▶ [Aim of the task]:
List all lines of the data containing the word "JSON".

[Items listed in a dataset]
= = = =

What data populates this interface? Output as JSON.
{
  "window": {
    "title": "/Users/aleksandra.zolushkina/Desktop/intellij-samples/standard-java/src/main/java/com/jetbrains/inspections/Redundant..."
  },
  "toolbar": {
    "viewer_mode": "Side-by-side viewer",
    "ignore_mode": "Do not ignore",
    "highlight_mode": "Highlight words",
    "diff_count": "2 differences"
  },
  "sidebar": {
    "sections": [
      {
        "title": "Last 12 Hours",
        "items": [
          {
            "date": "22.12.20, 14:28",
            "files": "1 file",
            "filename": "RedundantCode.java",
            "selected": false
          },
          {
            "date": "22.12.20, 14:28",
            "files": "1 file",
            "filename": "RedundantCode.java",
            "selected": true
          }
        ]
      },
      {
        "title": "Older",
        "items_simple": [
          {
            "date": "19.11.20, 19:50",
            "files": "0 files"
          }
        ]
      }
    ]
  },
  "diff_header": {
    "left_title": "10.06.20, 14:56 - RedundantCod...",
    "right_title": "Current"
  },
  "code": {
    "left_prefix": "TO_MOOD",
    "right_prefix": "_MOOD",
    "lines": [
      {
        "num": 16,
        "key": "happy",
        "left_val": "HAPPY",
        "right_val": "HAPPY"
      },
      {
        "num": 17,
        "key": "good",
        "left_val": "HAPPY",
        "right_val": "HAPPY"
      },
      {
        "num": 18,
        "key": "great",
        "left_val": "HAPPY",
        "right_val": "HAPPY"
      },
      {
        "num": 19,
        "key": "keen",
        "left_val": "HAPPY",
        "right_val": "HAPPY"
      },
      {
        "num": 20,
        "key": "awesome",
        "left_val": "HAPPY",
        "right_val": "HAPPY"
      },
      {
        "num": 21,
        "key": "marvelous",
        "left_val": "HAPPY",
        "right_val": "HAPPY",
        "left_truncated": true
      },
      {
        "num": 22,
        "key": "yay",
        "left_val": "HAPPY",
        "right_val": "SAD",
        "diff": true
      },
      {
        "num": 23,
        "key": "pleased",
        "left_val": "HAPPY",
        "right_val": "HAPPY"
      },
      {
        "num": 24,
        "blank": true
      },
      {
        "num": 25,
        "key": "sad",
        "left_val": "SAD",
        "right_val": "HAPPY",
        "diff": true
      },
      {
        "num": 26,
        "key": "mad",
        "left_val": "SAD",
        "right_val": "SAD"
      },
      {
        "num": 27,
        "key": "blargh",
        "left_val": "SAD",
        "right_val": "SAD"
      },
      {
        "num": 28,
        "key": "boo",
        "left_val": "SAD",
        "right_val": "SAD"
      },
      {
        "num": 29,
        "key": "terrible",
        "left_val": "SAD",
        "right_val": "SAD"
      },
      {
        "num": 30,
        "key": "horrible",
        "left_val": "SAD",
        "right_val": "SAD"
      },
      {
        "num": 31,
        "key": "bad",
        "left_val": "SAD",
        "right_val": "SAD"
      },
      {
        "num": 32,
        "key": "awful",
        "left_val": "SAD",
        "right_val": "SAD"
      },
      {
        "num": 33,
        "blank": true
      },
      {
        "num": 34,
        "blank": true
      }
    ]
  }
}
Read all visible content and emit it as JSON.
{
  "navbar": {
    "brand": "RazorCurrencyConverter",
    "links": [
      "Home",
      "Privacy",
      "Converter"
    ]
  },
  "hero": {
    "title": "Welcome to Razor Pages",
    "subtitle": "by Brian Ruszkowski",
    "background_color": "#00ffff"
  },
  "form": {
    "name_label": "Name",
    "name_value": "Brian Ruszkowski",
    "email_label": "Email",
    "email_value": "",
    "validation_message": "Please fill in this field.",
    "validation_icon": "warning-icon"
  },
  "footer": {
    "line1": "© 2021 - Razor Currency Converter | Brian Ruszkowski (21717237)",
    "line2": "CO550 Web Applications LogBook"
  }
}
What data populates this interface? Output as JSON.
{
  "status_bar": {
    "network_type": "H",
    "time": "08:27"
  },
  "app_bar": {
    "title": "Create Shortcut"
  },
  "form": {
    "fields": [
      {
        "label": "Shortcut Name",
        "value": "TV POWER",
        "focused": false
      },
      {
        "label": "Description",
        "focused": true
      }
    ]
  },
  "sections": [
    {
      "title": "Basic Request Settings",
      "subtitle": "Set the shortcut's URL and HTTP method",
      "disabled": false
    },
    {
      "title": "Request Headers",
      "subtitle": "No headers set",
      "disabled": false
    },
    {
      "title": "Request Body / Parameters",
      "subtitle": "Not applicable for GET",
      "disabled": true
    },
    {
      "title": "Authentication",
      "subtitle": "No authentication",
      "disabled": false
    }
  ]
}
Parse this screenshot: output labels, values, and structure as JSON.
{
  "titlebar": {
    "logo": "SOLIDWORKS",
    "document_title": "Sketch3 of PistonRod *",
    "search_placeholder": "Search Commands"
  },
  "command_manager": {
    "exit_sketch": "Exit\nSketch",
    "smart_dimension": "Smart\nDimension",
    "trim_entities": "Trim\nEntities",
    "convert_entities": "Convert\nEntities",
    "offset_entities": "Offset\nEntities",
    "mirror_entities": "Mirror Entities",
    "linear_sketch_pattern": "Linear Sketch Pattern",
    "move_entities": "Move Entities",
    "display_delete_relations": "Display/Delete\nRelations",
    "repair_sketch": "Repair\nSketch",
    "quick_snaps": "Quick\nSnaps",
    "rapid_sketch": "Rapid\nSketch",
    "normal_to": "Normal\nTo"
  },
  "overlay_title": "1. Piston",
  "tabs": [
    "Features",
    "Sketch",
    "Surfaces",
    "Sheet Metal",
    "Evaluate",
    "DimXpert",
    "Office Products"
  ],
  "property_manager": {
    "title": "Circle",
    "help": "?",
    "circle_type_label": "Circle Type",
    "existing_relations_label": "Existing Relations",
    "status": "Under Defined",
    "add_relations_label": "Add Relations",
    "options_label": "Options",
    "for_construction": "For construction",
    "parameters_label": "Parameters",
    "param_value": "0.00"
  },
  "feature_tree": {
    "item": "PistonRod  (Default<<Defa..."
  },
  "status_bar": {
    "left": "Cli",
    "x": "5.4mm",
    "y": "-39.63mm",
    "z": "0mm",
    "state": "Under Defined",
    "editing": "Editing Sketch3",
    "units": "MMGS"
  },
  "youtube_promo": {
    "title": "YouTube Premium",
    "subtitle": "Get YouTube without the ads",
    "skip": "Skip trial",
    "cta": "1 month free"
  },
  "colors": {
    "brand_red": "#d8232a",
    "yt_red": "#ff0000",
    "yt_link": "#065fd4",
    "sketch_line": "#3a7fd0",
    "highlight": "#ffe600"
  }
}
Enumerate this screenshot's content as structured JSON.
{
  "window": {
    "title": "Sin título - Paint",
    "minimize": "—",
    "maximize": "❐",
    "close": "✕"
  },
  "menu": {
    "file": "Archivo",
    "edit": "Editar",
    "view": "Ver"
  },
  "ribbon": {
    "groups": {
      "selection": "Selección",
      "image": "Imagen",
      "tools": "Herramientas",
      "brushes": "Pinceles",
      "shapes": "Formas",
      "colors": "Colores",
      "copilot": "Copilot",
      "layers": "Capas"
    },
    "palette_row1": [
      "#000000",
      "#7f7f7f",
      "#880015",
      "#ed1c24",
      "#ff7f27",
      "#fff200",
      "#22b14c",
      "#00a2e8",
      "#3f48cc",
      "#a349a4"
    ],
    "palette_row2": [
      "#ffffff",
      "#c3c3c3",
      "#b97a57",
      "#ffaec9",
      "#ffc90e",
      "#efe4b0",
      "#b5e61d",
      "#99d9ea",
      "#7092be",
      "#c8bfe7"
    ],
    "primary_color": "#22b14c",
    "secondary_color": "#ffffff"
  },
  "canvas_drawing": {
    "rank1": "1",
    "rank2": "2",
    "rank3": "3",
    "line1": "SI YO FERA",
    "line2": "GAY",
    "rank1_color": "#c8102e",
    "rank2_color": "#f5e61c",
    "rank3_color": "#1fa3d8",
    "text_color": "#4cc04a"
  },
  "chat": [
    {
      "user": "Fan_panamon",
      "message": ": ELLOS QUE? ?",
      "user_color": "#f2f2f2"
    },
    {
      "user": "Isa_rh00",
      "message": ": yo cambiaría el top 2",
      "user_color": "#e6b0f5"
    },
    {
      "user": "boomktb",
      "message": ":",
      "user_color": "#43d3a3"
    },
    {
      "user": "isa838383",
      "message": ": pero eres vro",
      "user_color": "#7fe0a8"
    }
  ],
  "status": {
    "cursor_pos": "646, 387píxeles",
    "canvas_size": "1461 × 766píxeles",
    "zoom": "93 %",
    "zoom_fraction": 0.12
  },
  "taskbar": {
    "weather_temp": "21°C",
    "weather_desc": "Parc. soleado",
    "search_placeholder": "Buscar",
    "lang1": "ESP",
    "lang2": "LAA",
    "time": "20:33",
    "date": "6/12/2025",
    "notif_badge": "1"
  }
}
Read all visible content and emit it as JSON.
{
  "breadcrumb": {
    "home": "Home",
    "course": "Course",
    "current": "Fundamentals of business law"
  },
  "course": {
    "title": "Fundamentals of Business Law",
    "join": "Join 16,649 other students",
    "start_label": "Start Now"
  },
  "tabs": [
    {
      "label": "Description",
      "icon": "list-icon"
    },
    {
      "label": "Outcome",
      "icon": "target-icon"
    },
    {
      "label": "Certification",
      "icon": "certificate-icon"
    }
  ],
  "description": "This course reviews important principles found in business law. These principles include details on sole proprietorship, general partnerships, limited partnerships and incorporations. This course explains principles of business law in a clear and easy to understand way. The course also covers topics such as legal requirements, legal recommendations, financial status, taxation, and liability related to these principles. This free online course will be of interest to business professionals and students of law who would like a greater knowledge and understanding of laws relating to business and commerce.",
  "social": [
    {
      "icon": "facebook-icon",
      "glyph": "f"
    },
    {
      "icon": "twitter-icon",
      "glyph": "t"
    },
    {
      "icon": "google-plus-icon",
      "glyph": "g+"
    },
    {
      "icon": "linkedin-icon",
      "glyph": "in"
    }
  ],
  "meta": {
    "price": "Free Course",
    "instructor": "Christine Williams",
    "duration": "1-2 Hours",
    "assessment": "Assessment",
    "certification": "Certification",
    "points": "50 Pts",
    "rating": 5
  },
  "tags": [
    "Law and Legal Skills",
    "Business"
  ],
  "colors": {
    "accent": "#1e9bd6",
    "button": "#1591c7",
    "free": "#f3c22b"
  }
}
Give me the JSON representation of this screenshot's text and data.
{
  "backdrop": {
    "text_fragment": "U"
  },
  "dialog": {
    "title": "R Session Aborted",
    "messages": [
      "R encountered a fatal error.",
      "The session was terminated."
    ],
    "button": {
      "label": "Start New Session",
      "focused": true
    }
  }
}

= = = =

▶ [Final answer]:
What data populates this interface? Output as JSON.
Read all visible content and emit it as JSON.
What data populates this interface? Output as JSON.
Parse this screenshot: output labels, values, and structure as JSON.
Enumerate this screenshot's content as structured JSON.
Read all visible content and emit it as JSON.
Give me the JSON representation of this screenshot's text and data.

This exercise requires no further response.